The History of Moonshine - making moonshine is considered a tradition; it is part of Appalachian & Southern culture that thrives throughout the history of the South. Even though the days of moonshine runners are long gone, their history helped create custom cars & hot rods and make NASCAR a part of our Southern tradition.
Mary Surratt, 42, proprietor of a Maryland tavern and a Washington boarding house that served as meeting places and safe houses for Confederate spies and couriers. She was found guilty for her part in Lincoln's assassination. Pictured: Mary Surratt, the first woman ever put to death by the Federal Government.
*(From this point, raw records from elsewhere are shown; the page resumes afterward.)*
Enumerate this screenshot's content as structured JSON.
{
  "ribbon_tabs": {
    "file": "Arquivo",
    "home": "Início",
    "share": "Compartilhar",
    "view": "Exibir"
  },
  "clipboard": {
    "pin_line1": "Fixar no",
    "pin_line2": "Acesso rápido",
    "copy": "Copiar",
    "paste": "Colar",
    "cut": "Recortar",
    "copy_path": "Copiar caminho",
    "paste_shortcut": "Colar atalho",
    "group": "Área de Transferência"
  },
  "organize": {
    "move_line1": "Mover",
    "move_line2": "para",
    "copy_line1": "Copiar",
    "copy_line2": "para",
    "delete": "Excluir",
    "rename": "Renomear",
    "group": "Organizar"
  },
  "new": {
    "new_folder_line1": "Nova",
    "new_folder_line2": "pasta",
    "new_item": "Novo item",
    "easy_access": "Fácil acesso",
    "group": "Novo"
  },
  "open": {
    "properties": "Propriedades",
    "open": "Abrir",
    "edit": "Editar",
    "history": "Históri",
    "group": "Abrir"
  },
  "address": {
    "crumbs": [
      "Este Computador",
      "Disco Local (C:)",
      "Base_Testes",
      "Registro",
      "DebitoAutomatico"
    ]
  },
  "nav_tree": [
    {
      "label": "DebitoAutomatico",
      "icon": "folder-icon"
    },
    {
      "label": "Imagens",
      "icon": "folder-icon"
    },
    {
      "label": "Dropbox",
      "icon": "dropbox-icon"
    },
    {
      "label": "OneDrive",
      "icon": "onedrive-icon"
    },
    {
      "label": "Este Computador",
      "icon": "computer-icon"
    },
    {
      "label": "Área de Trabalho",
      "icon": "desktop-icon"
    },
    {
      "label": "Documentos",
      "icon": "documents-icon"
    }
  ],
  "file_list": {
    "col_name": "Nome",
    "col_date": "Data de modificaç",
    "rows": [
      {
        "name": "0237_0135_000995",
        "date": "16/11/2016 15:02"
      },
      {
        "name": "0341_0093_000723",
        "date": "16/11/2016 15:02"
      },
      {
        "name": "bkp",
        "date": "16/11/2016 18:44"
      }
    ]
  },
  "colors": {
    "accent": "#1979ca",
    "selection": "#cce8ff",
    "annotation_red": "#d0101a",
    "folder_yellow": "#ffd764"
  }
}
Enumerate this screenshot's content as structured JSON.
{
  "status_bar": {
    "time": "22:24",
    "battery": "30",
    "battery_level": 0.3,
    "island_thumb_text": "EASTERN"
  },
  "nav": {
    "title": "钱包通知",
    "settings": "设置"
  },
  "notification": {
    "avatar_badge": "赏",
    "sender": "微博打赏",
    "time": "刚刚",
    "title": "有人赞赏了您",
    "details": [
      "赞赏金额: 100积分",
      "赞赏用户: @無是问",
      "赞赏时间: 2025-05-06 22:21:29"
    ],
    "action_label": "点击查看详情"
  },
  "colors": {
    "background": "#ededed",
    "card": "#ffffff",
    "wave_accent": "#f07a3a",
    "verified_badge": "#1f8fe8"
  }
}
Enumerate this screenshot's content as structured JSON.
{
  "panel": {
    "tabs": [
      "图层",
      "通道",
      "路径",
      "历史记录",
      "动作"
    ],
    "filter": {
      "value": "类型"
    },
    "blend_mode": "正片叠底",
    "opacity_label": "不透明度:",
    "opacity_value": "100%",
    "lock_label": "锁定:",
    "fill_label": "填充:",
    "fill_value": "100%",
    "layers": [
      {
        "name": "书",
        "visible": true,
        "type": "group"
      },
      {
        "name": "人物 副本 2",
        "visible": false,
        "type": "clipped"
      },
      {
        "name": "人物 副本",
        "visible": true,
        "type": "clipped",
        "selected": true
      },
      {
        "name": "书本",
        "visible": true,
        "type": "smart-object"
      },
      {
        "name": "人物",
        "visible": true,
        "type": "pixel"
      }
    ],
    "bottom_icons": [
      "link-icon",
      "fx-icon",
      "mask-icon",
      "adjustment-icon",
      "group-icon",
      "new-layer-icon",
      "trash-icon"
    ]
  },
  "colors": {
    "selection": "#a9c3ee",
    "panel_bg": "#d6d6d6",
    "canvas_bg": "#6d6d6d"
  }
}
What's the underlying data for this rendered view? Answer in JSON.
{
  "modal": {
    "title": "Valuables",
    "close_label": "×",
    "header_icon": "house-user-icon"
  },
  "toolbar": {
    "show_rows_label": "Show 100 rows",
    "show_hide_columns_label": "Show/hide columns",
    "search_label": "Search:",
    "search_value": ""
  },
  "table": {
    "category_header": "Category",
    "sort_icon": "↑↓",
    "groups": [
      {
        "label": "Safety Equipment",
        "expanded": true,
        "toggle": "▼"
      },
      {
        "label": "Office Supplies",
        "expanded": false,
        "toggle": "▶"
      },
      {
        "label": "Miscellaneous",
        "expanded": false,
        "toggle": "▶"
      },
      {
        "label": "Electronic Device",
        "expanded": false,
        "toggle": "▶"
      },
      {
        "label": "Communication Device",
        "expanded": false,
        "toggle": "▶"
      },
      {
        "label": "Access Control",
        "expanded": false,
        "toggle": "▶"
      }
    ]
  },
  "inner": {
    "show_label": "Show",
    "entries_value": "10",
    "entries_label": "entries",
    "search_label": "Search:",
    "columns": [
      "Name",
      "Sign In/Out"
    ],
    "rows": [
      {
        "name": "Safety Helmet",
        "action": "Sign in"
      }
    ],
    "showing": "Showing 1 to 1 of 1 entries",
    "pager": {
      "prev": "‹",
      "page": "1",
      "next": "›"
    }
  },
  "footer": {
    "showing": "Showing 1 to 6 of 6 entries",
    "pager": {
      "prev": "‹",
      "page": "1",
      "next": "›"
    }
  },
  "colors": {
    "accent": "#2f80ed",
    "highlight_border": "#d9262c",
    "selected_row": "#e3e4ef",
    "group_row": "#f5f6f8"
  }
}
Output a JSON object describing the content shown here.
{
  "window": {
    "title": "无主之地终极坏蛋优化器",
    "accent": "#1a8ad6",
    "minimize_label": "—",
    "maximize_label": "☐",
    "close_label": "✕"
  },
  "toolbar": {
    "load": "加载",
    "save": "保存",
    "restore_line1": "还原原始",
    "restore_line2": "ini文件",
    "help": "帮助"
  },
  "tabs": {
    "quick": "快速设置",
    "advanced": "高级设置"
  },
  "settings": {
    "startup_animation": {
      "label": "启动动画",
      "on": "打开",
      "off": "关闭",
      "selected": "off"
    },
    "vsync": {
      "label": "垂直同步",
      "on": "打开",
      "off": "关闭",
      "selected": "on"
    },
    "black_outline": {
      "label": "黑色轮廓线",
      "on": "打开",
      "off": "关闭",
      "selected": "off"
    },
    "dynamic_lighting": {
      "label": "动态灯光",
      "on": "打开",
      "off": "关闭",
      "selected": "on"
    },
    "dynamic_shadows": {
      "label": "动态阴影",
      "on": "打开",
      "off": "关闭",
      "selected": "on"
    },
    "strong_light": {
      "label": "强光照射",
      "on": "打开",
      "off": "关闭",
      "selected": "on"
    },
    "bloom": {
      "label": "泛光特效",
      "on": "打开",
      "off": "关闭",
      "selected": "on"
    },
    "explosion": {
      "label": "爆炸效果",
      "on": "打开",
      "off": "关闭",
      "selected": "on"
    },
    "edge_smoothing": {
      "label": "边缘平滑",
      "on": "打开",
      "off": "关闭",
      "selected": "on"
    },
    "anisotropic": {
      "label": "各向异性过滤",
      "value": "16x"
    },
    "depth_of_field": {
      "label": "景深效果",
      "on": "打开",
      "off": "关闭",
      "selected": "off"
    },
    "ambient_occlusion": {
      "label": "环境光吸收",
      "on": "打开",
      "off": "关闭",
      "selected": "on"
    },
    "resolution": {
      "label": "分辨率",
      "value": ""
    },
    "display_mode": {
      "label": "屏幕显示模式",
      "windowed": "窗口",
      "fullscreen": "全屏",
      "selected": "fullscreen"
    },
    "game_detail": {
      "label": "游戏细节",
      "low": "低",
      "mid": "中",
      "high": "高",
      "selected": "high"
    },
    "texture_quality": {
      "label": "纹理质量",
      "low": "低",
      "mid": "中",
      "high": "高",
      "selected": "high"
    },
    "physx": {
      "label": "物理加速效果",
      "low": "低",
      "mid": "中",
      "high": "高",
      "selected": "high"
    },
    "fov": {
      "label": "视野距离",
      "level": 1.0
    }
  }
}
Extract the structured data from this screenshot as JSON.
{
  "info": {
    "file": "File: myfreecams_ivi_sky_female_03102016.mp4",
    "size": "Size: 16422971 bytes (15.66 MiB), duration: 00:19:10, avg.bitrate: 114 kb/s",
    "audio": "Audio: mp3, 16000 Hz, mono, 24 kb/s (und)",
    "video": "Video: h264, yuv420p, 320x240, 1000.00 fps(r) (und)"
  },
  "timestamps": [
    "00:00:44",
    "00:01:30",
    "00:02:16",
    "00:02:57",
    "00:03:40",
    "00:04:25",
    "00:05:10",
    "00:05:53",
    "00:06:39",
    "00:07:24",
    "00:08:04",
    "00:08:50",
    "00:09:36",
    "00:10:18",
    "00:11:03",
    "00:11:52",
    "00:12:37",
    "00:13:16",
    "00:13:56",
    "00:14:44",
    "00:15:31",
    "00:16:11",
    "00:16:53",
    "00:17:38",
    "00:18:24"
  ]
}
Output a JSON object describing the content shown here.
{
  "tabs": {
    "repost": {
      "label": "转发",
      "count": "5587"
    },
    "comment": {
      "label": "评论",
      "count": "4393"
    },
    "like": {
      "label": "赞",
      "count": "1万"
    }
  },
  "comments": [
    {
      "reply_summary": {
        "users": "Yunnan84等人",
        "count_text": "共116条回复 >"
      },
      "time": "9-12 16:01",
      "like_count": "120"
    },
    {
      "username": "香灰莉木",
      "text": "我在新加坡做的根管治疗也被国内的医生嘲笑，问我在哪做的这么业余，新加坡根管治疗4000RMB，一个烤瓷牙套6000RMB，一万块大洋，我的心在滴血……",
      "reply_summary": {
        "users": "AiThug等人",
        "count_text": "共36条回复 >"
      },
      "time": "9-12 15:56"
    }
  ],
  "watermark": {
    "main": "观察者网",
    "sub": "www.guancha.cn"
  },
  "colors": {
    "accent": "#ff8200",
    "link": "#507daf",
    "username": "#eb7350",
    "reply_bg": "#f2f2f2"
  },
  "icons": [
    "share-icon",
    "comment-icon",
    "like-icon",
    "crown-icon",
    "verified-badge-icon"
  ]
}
Largest Moonshine Still Seized ~ During 1920s' Prohibition, moonshine, also known as "hooch" and "white lightning," was illegally produced, especially in the southern states and Appalachia. Moonshine, home produced alcohol or whiskey, used a still for distillation. Producers and smugglers usually worked by "moonshine" to avoid detection. Initially, the Internal Revenue Service enforced 1920s' Prohibition, and agents who destroyed stills were known as "revenuers."
In an era when corn was plentiful and dollars were not, Rabun County men, like their neighbors in all of Georgia and much of Appalachia, turned to the production and selling of moonshine to put food on the table for their families.
Cork family parts with Titanic victim's message in a bottle
Titanic victim Jeremiah Burke, 19, from Glanmire in Cork was given a Holy Water bottle at the quayside in Cobh by his mother before he set off for the US. As the Titanic sank in the early hours of 15 April, 1912, he threw the bottle and message into the sea. The bottle was washed ashore a year later in Dunkettle, only a few miles from his family home. The note, which read "From Titanic, goodbye all, Burke of Glanmire, Cork" has remained in the Burke family for nearly a century.